*** Provided records ***

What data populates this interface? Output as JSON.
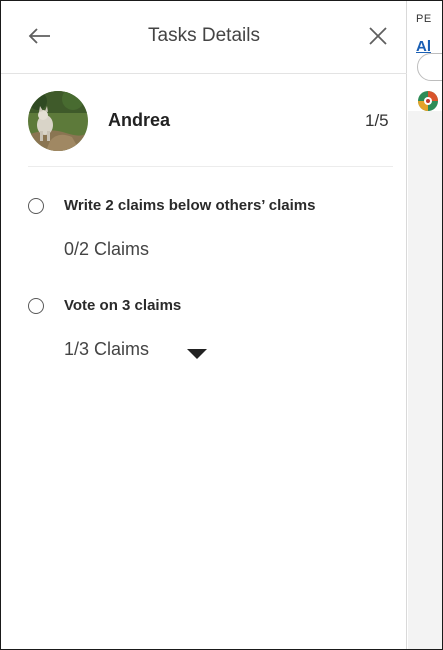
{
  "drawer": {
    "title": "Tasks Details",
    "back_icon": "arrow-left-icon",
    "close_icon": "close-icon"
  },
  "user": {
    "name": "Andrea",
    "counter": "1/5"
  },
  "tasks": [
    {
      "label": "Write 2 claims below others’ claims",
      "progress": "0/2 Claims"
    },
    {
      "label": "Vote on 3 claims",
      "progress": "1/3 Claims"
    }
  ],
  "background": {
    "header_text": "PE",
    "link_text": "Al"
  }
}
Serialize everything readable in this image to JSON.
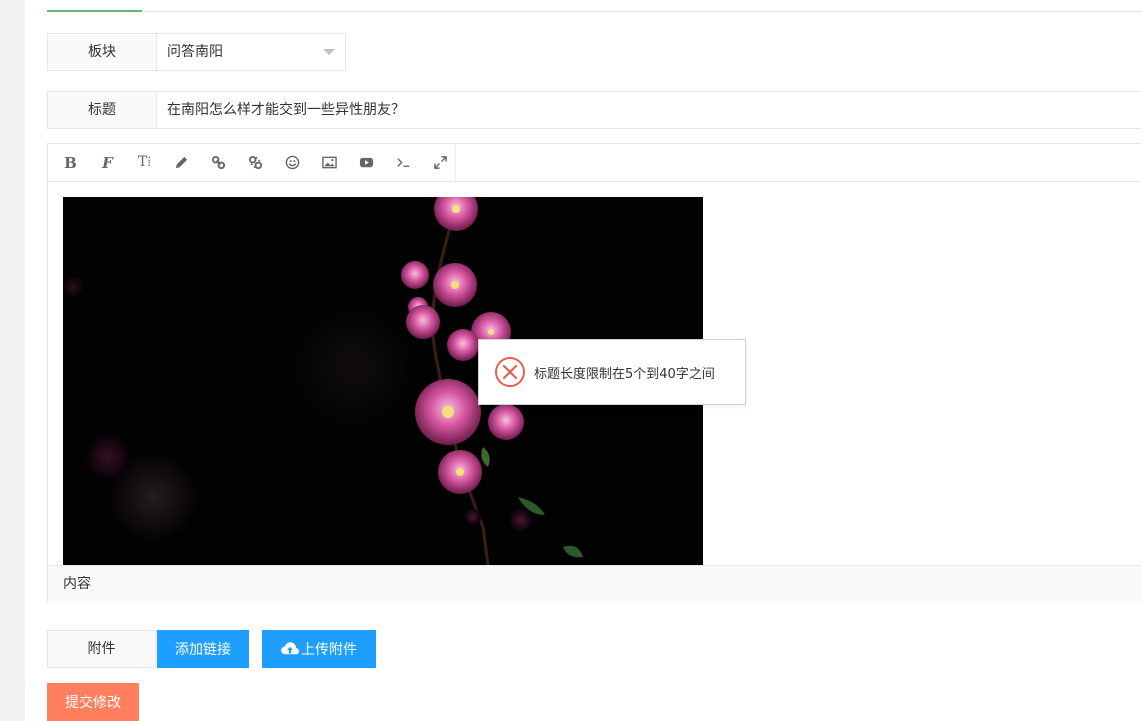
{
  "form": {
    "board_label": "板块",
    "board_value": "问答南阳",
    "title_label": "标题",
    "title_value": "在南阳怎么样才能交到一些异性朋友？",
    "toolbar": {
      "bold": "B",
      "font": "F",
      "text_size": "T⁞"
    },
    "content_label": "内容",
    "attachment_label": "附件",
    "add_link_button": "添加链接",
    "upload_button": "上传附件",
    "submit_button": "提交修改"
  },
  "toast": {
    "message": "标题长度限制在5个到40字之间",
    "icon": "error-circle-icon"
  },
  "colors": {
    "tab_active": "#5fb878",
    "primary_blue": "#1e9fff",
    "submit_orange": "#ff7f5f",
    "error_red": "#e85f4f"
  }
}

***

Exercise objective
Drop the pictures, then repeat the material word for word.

Solution to this exercise
What data populates this interface? Output as JSON.
{
  "drawer": {
    "title": "Tasks Details",
    "back_icon": "arrow-left-icon",
    "close_icon": "close-icon"
  },
  "user": {
    "name": "Andrea",
    "counter": "1/5"
  },
  "tasks": [
    {
      "label": "Write 2 claims below others’ claims",
      "progress": "0/2 Claims"
    },
    {
      "label": "Vote on 3 claims",
      "progress": "1/3 Claims"
    }
  ],
  "background": {
    "header_text": "PE",
    "link_text": "Al"
  }
}
Serialize everything readable in this image to JSON.
{
  "form": {
    "board_label": "板块",
    "board_value": "问答南阳",
    "title_label": "标题",
    "title_value": "在南阳怎么样才能交到一些异性朋友？",
    "toolbar": {
      "bold": "B",
      "font": "F",
      "text_size": "T⁞"
    },
    "content_label": "内容",
    "attachment_label": "附件",
    "add_link_button": "添加链接",
    "upload_button": "上传附件",
    "submit_button": "提交修改"
  },
  "toast": {
    "message": "标题长度限制在5个到40字之间",
    "icon": "error-circle-icon"
  },
  "colors": {
    "tab_active": "#5fb878",
    "primary_blue": "#1e9fff",
    "submit_orange": "#ff7f5f",
    "error_red": "#e85f4f"
  }
}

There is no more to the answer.